▸ TASK
Across the whole listing, filter for the string "JSON" and copy every line that has it.

______________________________

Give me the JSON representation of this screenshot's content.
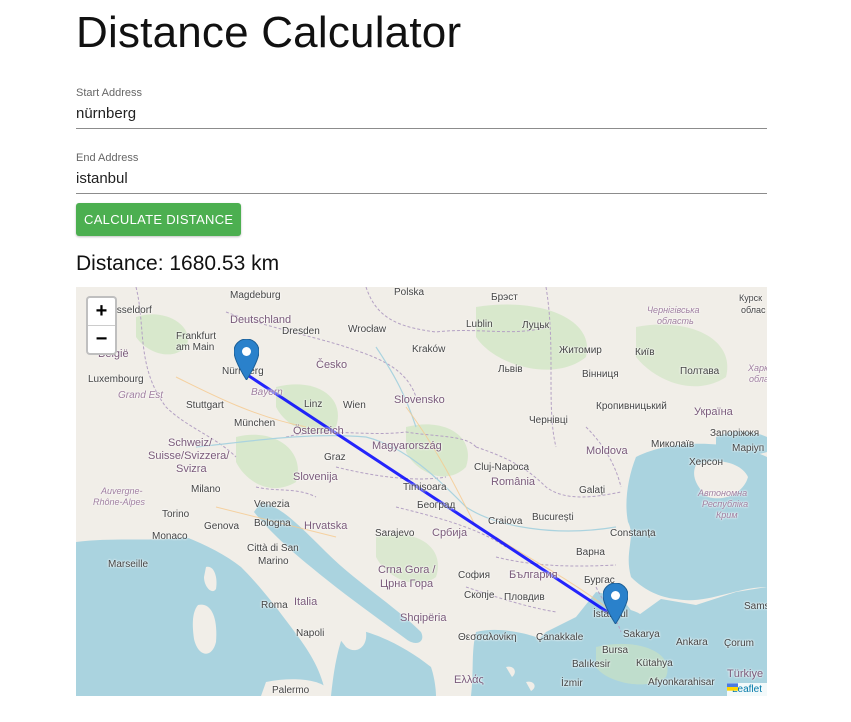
{
  "page": {
    "title": "Distance Calculator"
  },
  "form": {
    "start_label": "Start Address",
    "start_value": "nürnberg",
    "end_label": "End Address",
    "end_value": "istanbul",
    "button_label": "CALCULATE DISTANCE"
  },
  "result": {
    "distance_text": "Distance: 1680.53 km"
  },
  "map": {
    "zoom_in": "+",
    "zoom_out": "−",
    "attribution": "Leaflet",
    "route_color": "#0000ff",
    "marker_color": "#2a81cb",
    "labels": {
      "polska": "Polska",
      "magdeburg": "Magdeburg",
      "dusseldorf": "Düsseldorf",
      "deutschland": "Deutschland",
      "dresden": "Dresden",
      "wroclaw": "Wrocław",
      "frankfurt": "Frankfurt",
      "am_main": "am Main",
      "belgie": "België",
      "luxembourg": "Luxembourg",
      "nurnberg": "Nürnberg",
      "cesko": "Česko",
      "krakow": "Kraków",
      "lublin": "Lublin",
      "brest": "Брэст",
      "lutsk": "Луцьк",
      "zhytomyr": "Житомир",
      "kyiv": "Київ",
      "lviv": "Львів",
      "vinnytsia": "Вінниця",
      "poltava": "Полтава",
      "grand_est": "Grand Est",
      "stuttgart": "Stuttgart",
      "bayern": "Bayern",
      "linz": "Linz",
      "wien": "Wien",
      "slovensko": "Slovensko",
      "chernivtsi": "Чернівці",
      "kropyvnytskyi": "Кропивницький",
      "ukraina": "Україна",
      "munchen": "München",
      "osterreich": "Österreich",
      "magyarorszag": "Magyarország",
      "mykolaiv": "Миколаїв",
      "zaporizhzhia": "Запоріжжя",
      "schweiz": "Schweiz/",
      "suisse": "Suisse/Svizzera/",
      "svizra": "Svizra",
      "graz": "Graz",
      "cluj": "Cluj-Napoca",
      "moldova": "Moldova",
      "kherson": "Херсон",
      "mariupol": "Маріуп",
      "slovenija": "Slovenija",
      "romania": "România",
      "milano": "Milano",
      "auvergne": "Auvergne-",
      "rhone_alpes": "Rhône-Alpes",
      "timisoara": "Timișoara",
      "galati": "Galați",
      "avtonomna": "Автономна",
      "respublika": "Республіка",
      "krym": "Крим",
      "torino": "Torino",
      "genova": "Genova",
      "venezia": "Venezia",
      "hrvatska": "Hrvatska",
      "beograd": "Београд",
      "craiova": "Craiova",
      "bucuresti": "București",
      "monaco": "Monaco",
      "bologna": "Bologna",
      "sarajevo": "Sarajevo",
      "srbija": "Србија",
      "constanta": "Constanța",
      "citta": "Città di San",
      "marino": "Marino",
      "varna": "Варна",
      "marseille": "Marseille",
      "crna_gora": "Crna Gora /",
      "crna_gora_cyr": "Црна Гора",
      "sofia": "София",
      "bulgaria": "България",
      "burgas": "Бургас",
      "italia": "Italia",
      "skopje": "Скопје",
      "plovdiv": "Пловдив",
      "roma": "Roma",
      "shqiperia": "Shqipëria",
      "istanbul": "İstanbul",
      "sakarya": "Sakarya",
      "napoli": "Napoli",
      "thessaloniki": "Θεσσαλονίκη",
      "canakkale": "Çanakkale",
      "bursa": "Bursa",
      "ankara": "Ankara",
      "corum": "Çorum",
      "balikesir": "Balıkesir",
      "kutahya": "Kütahya",
      "turkiye": "Türkiye",
      "ellas": "Ελλάς",
      "izmir": "İzmir",
      "afyonkarahisar": "Afyonkarahisar",
      "palermo": "Palermo",
      "kursk": "Курск",
      "oblast": "облас",
      "chernihiv": "Чернігівська",
      "chernihiv2": "область",
      "kharkiv": "Харк",
      "kharkiv2": "обла",
      "sams": "Sams"
    }
  }
}
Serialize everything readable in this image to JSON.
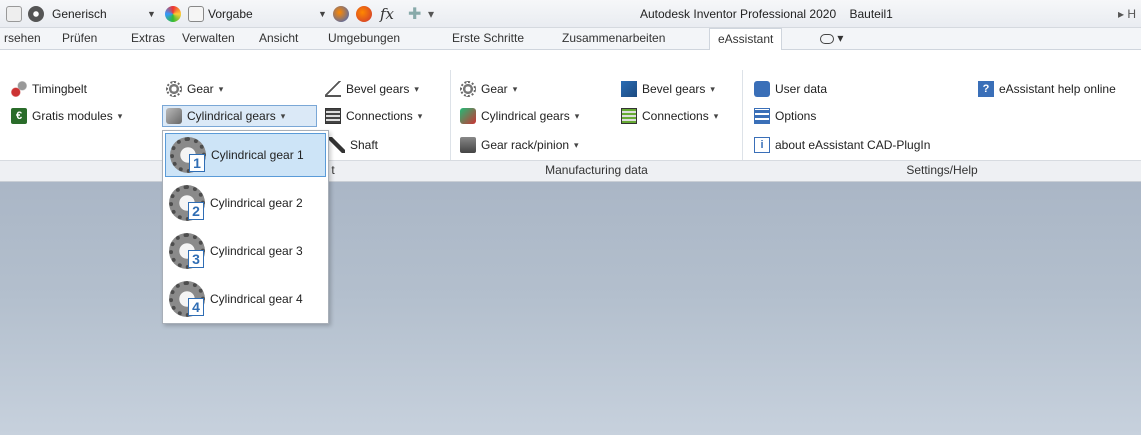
{
  "titlebar": {
    "style_value": "Generisch",
    "appearance_value": "Vorgabe",
    "fx_label": "fx",
    "app_name": "Autodesk Inventor Professional 2020",
    "document": "Bauteil1",
    "overflow": "▸ H"
  },
  "tabs": [
    {
      "label": "rsehen"
    },
    {
      "label": "Prüfen"
    },
    {
      "label": "Extras"
    },
    {
      "label": "Verwalten"
    },
    {
      "label": "Ansicht"
    },
    {
      "label": "Umgebungen"
    },
    {
      "label": "Erste Schritte"
    },
    {
      "label": "Zusammenarbeiten"
    },
    {
      "label": "eAssistant"
    },
    {
      "label": "▾"
    }
  ],
  "ribbon": {
    "timingbelt": "Timingbelt",
    "gratis_modules": "Gratis modules",
    "gear": "Gear",
    "cylindrical_gears": "Cylindrical gears",
    "shaft": "Shaft",
    "bevel_gears": "Bevel gears",
    "connections": "Connections",
    "mfg_gear": "Gear",
    "mfg_cylindrical_gears": "Cylindrical gears",
    "mfg_gear_rack": "Gear rack/pinion",
    "mfg_bevel_gears": "Bevel gears",
    "mfg_connections": "Connections",
    "user_data": "User data",
    "options": "Options",
    "about": "about eAssistant CAD-PlugIn",
    "help_online": "eAssistant help online",
    "panel_design_suffix": "t",
    "panel_manufacturing": "Manufacturing data",
    "panel_settings": "Settings/Help",
    "dropdown_arrow": "▾"
  },
  "menu": {
    "items": [
      {
        "label": "Cylindrical gear 1",
        "num": "1",
        "highlighted": true
      },
      {
        "label": "Cylindrical gear 2",
        "num": "2"
      },
      {
        "label": "Cylindrical gear 3",
        "num": "3"
      },
      {
        "label": "Cylindrical gear 4",
        "num": "4"
      }
    ]
  },
  "colors": {
    "highlight_bg": "#cde4f7",
    "highlight_border": "#5a9bd8",
    "viewport_top": "#aab6c6",
    "viewport_bottom": "#c7d1dd"
  }
}
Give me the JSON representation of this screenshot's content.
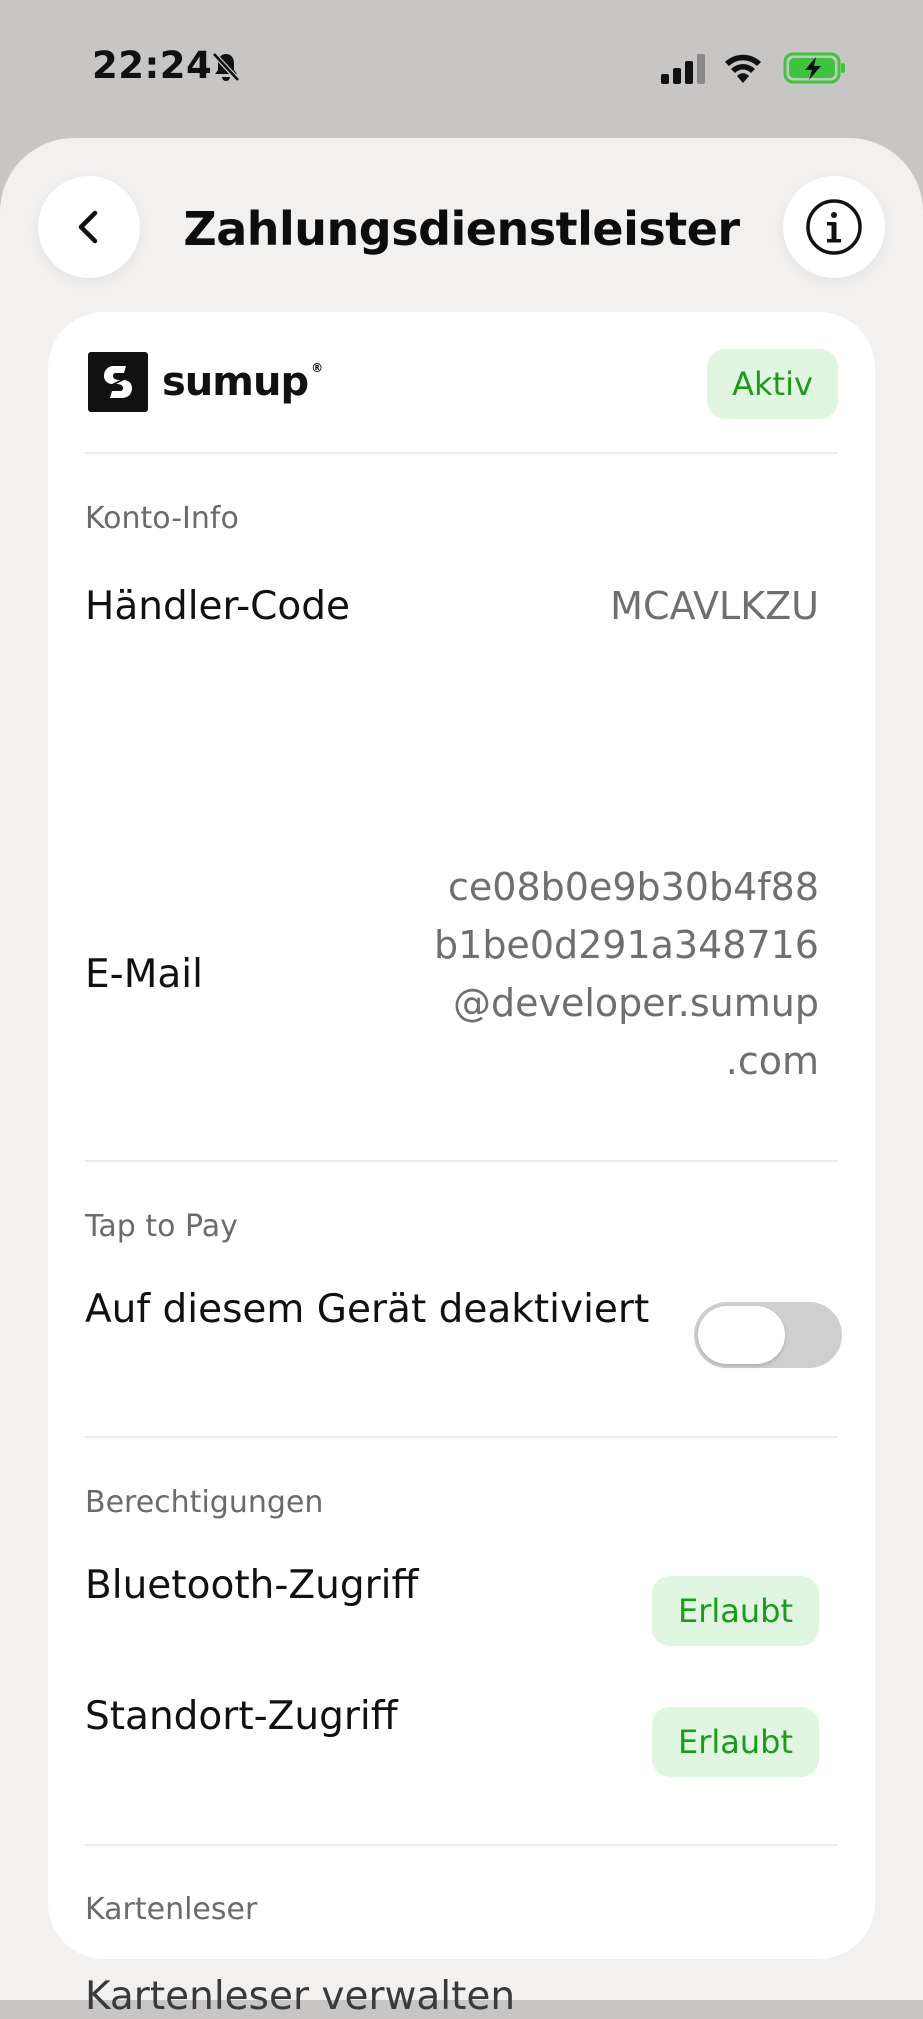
{
  "status_bar": {
    "time": "22:24",
    "icons": [
      "bell-slash-icon",
      "cellular-signal-icon",
      "wifi-icon",
      "battery-charging-icon"
    ],
    "battery_color": "#3cc43c"
  },
  "header": {
    "title": "Zahlungsdienstleister",
    "back_icon": "chevron-left-icon",
    "info_icon": "info-icon"
  },
  "provider": {
    "logo_text": "sumup",
    "logo_reg": "®",
    "status": "Aktiv",
    "status_color": "#1d9a1d",
    "status_bg": "#e1f6e1"
  },
  "account_info": {
    "section_label": "Konto-Info",
    "merchant_code_label": "Händler-Code",
    "merchant_code_value": "MCAVLKZU",
    "email_label": "E-Mail",
    "email_value": "ce08b0e9b30b4f88\nb1be0d291a348716\n@developer.sumup\n.com"
  },
  "tap_to_pay": {
    "section_label": "Tap to Pay",
    "toggle_label": "Auf diesem Gerät deaktiviert",
    "toggle_on": false
  },
  "permissions": {
    "section_label": "Berechtigungen",
    "items": [
      {
        "label": "Bluetooth-Zugriff",
        "status": "Erlaubt"
      },
      {
        "label": "Standort-Zugriff",
        "status": "Erlaubt"
      }
    ]
  },
  "card_reader": {
    "section_label": "Kartenleser",
    "manage_label": "Kartenleser verwalten"
  }
}
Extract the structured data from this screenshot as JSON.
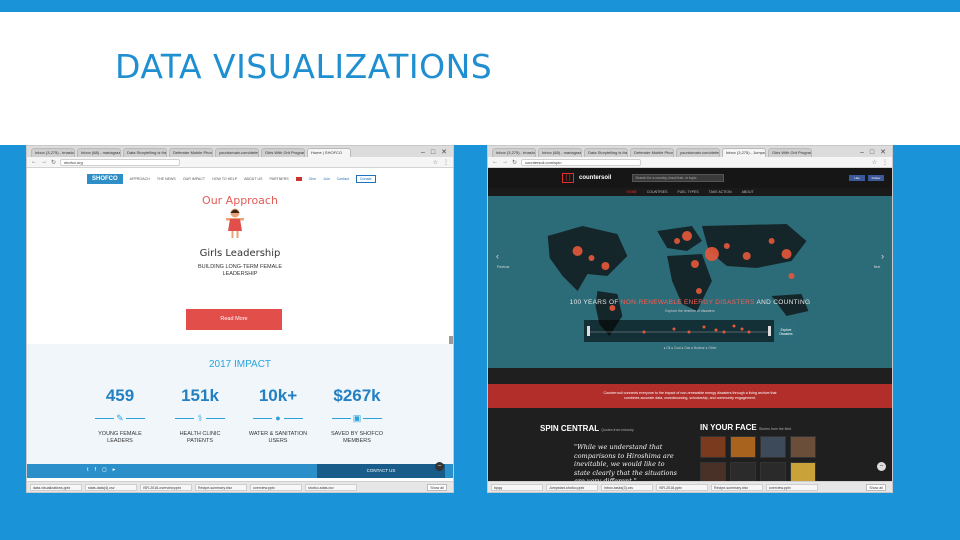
{
  "slide": {
    "title": "DATA VISUALIZATIONS"
  },
  "left_browser": {
    "tabs": [
      "Inbox (3,275) - tmaslow",
      "Inbox (88) - mariagrazi",
      "Data Storytelling is the",
      "Defender Mobile Phones",
      "yourdomain.com/defende",
      "Girls With Grit Program",
      "Home | SHOFCO"
    ],
    "url": "shofco.org",
    "nav": {
      "logo": "SHOFCO",
      "menu": [
        "APPROACH",
        "THE NEWS",
        "OUR IMPACT",
        "HOW TO HELP",
        "ABOUT US",
        "PARTNERS"
      ],
      "menu_right": [
        "Give",
        "Join",
        "Contact"
      ],
      "donate": "Donate"
    },
    "approach_title": "Our Approach",
    "program_title": "Girls Leadership",
    "program_sub_line1": "BUILDING LONG-TERM FEMALE",
    "program_sub_line2": "LEADERSHIP",
    "read_more": "Read More",
    "impact_title": "2017 IMPACT",
    "stats": [
      {
        "value": "459",
        "label1": "YOUNG FEMALE",
        "label2": "LEADERS",
        "icon": "pencil-icon"
      },
      {
        "value": "151k",
        "label1": "HEALTH CLINIC",
        "label2": "PATIENTS",
        "icon": "stethoscope-icon"
      },
      {
        "value": "10k+",
        "label1": "WATER & SANITATION",
        "label2": "USERS",
        "icon": "water-drop-icon"
      },
      {
        "value": "$267k",
        "label1": "SAVED BY SHOFCO",
        "label2": "MEMBERS",
        "icon": "money-icon"
      }
    ],
    "contact_us": "CONTACT US",
    "taskbar": [
      "data-visualizations.pptx",
      "stats-data(4).csv",
      "ISR-2018-overview.pptx",
      "Recipe-summary.xlsx",
      "overview.pptx",
      "shofco-stats.csv"
    ],
    "show_all": "Show all"
  },
  "right_browser": {
    "tabs": [
      "Inbox (3,275) - tmaslow",
      "Inbox (88) - mariagrazi",
      "Data Storytelling is the",
      "Defender Mobile Phones",
      "yourdomain.com/defende",
      "Inbox (3,275) - Jumpstart",
      "Girls With Grit Program"
    ],
    "url": "countersoil.com/spin",
    "logo": "countersoil",
    "search_placeholder": "Search for a country, fossil fuel, or topic",
    "social": [
      "Like",
      "Follow"
    ],
    "menu": [
      "HOME",
      "COUNTRIES",
      "FUEL TYPES",
      "TAKE ACTION",
      "ABOUT"
    ],
    "side_left": "Previous",
    "side_right": "Next",
    "headline_pre": "100 YEARS OF ",
    "headline_hl": "NON-RENEWABLE ENERGY DISASTERS",
    "headline_post": " AND COUNTING",
    "headline_sub": "Explore the timeline of disasters",
    "explore": "Explore Disasters",
    "legend": "● Oil  ● Coal  ● Gas  ● Nuclear  ● Other",
    "banner_line1": "Counter:soil connects everyone to the impact of non-renewable energy disasters through a living archive that",
    "banner_line2": "combines accurate data, crowdsourcing, scholarship, and community engagement.",
    "spin_title": "SPIN CENTRAL",
    "spin_sub": "Quotes from industry",
    "quote": "\"While we understand that comparisons to Hiroshima are inevitable, we would like to state clearly that the situations are very different.\"",
    "face_title": "IN YOUR FACE",
    "face_sub": "Stories from the field",
    "taskbar": [
      "bpqq",
      "Jumpstart-shofco.pptx",
      "Inbox-tasks(3).csv",
      "ISR-2018.pptx",
      "Recipe-summary.xlsx",
      "overview.pptx"
    ],
    "show_all": "Show all"
  }
}
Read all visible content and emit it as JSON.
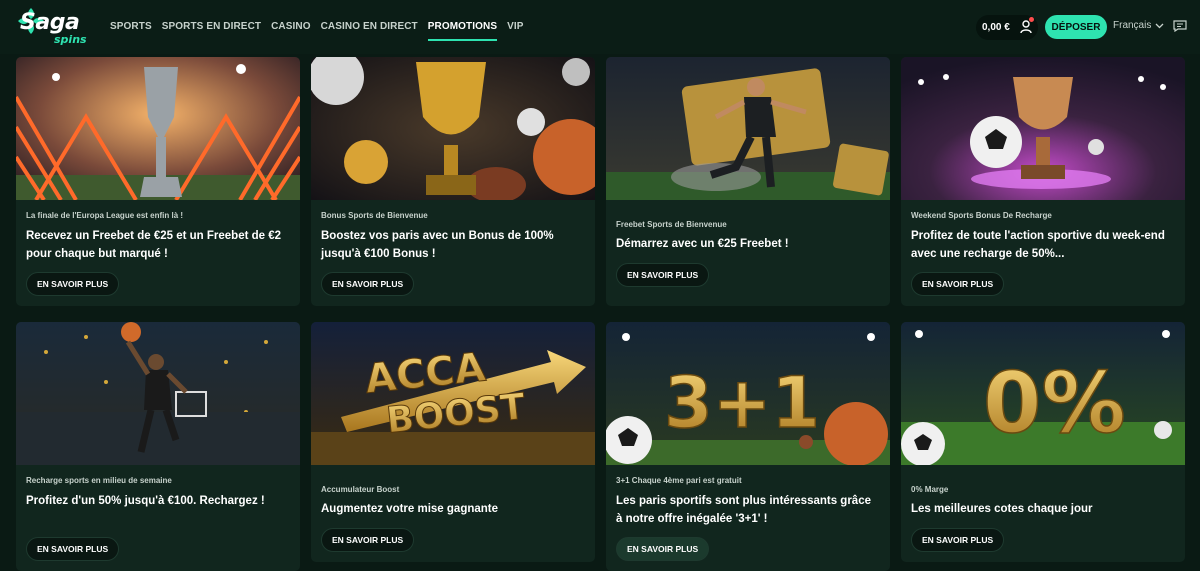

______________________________

▸ RESPONSE BELOW
Give me the JSON representation of this screenshot's content.
Serialize everything readable in this image to JSON.
Give me the JSON representation of this screenshot's content.
Extract the structured data from this screenshot as JSON.
Read all visible content and emit it as JSON.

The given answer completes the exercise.